The mental mechanisms which underlie such commonplace occurrences as forgetting names or words and making slips of speech, writing or conduct have been investigated by the psychoanalytic method. It seems that "besides the simple forgetting of proper names there is another forgetting which is motivated by repression." "To avoid the awakening of pain through memory is one of the objects among the motives of these disturbances. In general one may distinguish two principal cases of name-forgetting: when the name itself touches something unpleasant, or when it is brought into connection with other associations which are influenced by such effects."

1S. Freud. Psychopathology of Everyday Life. English edition by A. A. Brill. All quotations in this section are from this work, except those otherwise specified.

The following passage is quoted by Ernest Jones from The Life of Charles Darwin: "I had, during many years, followed a golden rule, namely, that whenever a published fact, a new observation or thought came across me, which was opposed to my general results, to make a memorandum of it without fail and at once; for I had found by experience that such facts and thoughts were far more apt to escape from the memory than favorable ones."

"There are some who are noted as generally forgetful, and we excuse their lapses in the same manner as we excuse those who are short-sighted when they do not greet us in the street. Such persons forget all small promises which they have made; they leave unexecuted all orders which they have received; they prove themselves unreliable in little things; and at the same time demand that we shall not take these slight offenses amiss - that is, they do not want us to attribute these failings to personal characteristics but to refer them to an organic peculiarity. I am not one of these people myself, and have had no opportunity to analyze the actions of such a person in order to discover from the selection of forgetting the motive underlying the same. I cannot forego, however, the conjecture per analogiam, that here the motive is an unusual large amount of unavowed disregard for others which exploits the constitutional factor for its purpose."

Brill has observed that "We are more apt to mislay letters containing bills than cheques." l

Freud cites the following report furnished by a young engineer: "Some time ago I worked with many others in the laboratory of the High School on a series of complicated experiments on the subject of elasticity. It was a work that we undertook of our own volition, but it turned out that it took up more of our time than we expected. One day while going to the laboratory with F., he complained of losing so much time, especially on this day, when he had so many things to do at home. I could only agree with him, and he added half jokingly, alluding to an incident of the previous week: 'Let us hope that the machine will refuse to work, so that we can interrupt the experiment and go home earlier.' In arranging the work, it happened that F. was assigned to the regulation of the pressure valve, that is, it was his duty to carefully open the valve and let the fluid under pressure flow from the accumulator into the cylinder of the hydraulic press.

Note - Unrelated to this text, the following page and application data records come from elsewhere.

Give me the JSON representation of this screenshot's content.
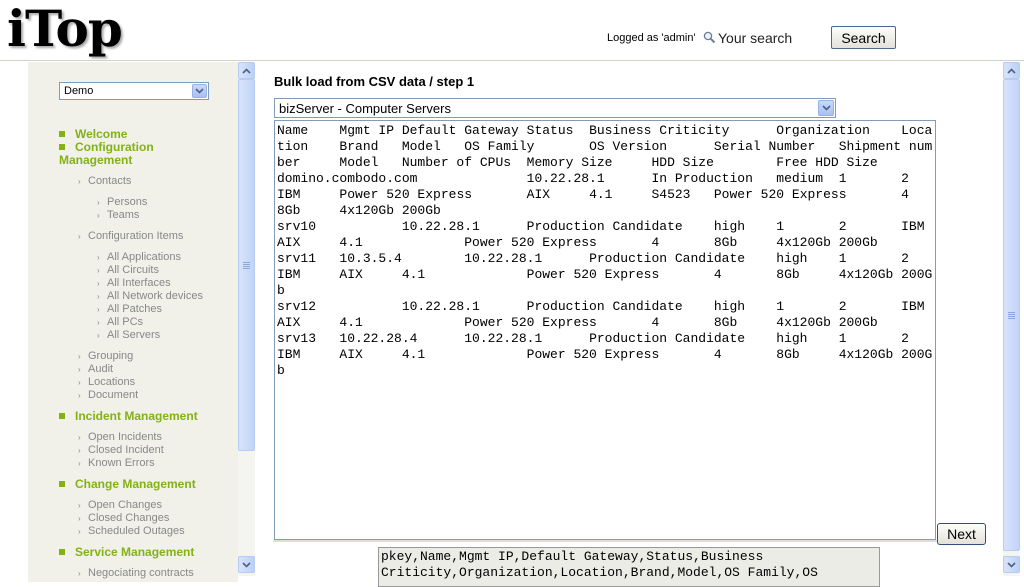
{
  "header": {
    "logo": "iTop",
    "logged_as": "Logged as 'admin'",
    "search_placeholder": "Your search",
    "search_button": "Search"
  },
  "sidebar": {
    "org_select": "Demo",
    "welcome": "Welcome",
    "configuration": "Configuration Management",
    "contacts": "Contacts",
    "persons": "Persons",
    "teams": "Teams",
    "config_items": "Configuration Items",
    "all_applications": "All Applications",
    "all_circuits": "All Circuits",
    "all_interfaces": "All Interfaces",
    "all_network_devices": "All Network devices",
    "all_patches": "All Patches",
    "all_pcs": "All PCs",
    "all_servers": "All Servers",
    "grouping": "Grouping",
    "audit": "Audit",
    "locations": "Locations",
    "document": "Document",
    "incident": "Incident Management",
    "open_incidents": "Open Incidents",
    "closed_incident": "Closed Incident",
    "known_errors": "Known Errors",
    "change": "Change Management",
    "open_changes": "Open Changes",
    "closed_changes": "Closed Changes",
    "scheduled_outages": "Scheduled Outages",
    "service": "Service Management",
    "negotiating": "Negociating contracts"
  },
  "main": {
    "title": "Bulk load from CSV data / step 1",
    "class_select": "bizServer - Computer Servers",
    "csv_text": "Name\tMgmt IP\tDefault Gateway\tStatus\tBusiness Criticity\tOrganization\tLocation\tBrand\tModel\tOS Family\tOS Version\tSerial Number\tShipment number\tModel\tNumber of CPUs\tMemory Size\tHDD Size\tFree HDD Size\ndomino.combodo.com\t\t10.22.28.1\tIn Production\tmedium\t1\t2\tIBM\tPower 520 Express\tAIX\t4.1\tS4523\tPower 520 Express\t4\t8Gb\t4x120Gb 200Gb\nsrv10\t\t10.22.28.1\tProduction Candidate\thigh\t1\t2\tIBM\tAIX\t4.1\t\tPower 520 Express\t4\t8Gb\t4x120Gb 200Gb\nsrv11\t10.3.5.4\t10.22.28.1\tProduction Candidate\thigh\t1\t2\tIBM\tAIX\t4.1\t\tPower 520 Express\t4\t8Gb\t4x120Gb 200Gb\nsrv12\t\t10.22.28.1\tProduction Candidate\thigh\t1\t2\tIBM\tAIX\t4.1\t\tPower 520 Express\t4\t8Gb\t4x120Gb 200Gb\nsrv13\t10.22.28.4\t10.22.28.1\tProduction Candidate\thigh\t1\t2\tIBM\tAIX\t4.1\t\tPower 520 Express\t4\t8Gb\t4x120Gb 200Gb",
    "next_button": "Next",
    "preview_text": "pkey,Name,Mgmt IP,Default Gateway,Status,Business\nCriticity,Organization,Location,Brand,Model,OS Family,OS"
  },
  "colors": {
    "accent_green": "#83b217",
    "sidebar_bg": "#f1f1ea"
  }
}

The leader of the experiment stood at the manometer and called a loud 'Stop!' when the maximum pressure was reached.

At this command F. grasped the valve and turned it with all his force - to the left (all valves, without any exception, are closed to the right). This caused a sudden full pressure in the accumulator of the press, and as there was no outlet, the connecting pipe burst. This was quite a trifling accident to the machine, but enough to force us to stop our work for the day, and go home. It is characteristic, moreover, that some time later, on discussing this occurrence, my friend F. could not recall the remark that I positively remember his having made."

1 A. A. Brill. Psychanalysis: Its Theories and Practical Application.

"These as well as other similar experiences have caused me to think that the actions executed unintentionally must inevitably become the source of misunderstanding in human relations." " And this is, indeed, the punishment for the inner dishonesty to which people grant expression under the guise of ' forgetting,' of erroneous actions and accidental emotions, a feeling which they would do better to confess to themselves and others when they can no longer control it."

"Chance or symptomatic actions occurring in affairs of married life have often a most serious significance, and could lead those who do not concern themselves with the psychology of the unconscious to a belief in omens. It is not an auspicious beginning if a young woman loses her wedding-ring on her wedding-tour, even if it were only mislaid and soon found. I know a woman, now divorced, who in the management of her business affairs frequently signed her maiden name many years before she actually resumed it."

"The common character of the mildest as well as the severest cases, to which the faulty and chance actions contribute, lies in the ability to refer the phenomena to unwelcome, repressed, psychic material, which, though pushed away from consciousness, is nevertheless not robbed of all capacity to express itself."

"One may possibly be disinclined to consider the class of errors which I have here explained as very numerous or particularly significant. But I leave it to your consideration whether there is no ground for extending the same points of view also to the more important errors of judgment, as evinced by people in life and science. Only for the most select and most balanced minds does it seem possible to guard the perceived picture of external reality against the distortion to which it is otherwise subjected in its transit through the psychic individuality of the one perceiving it."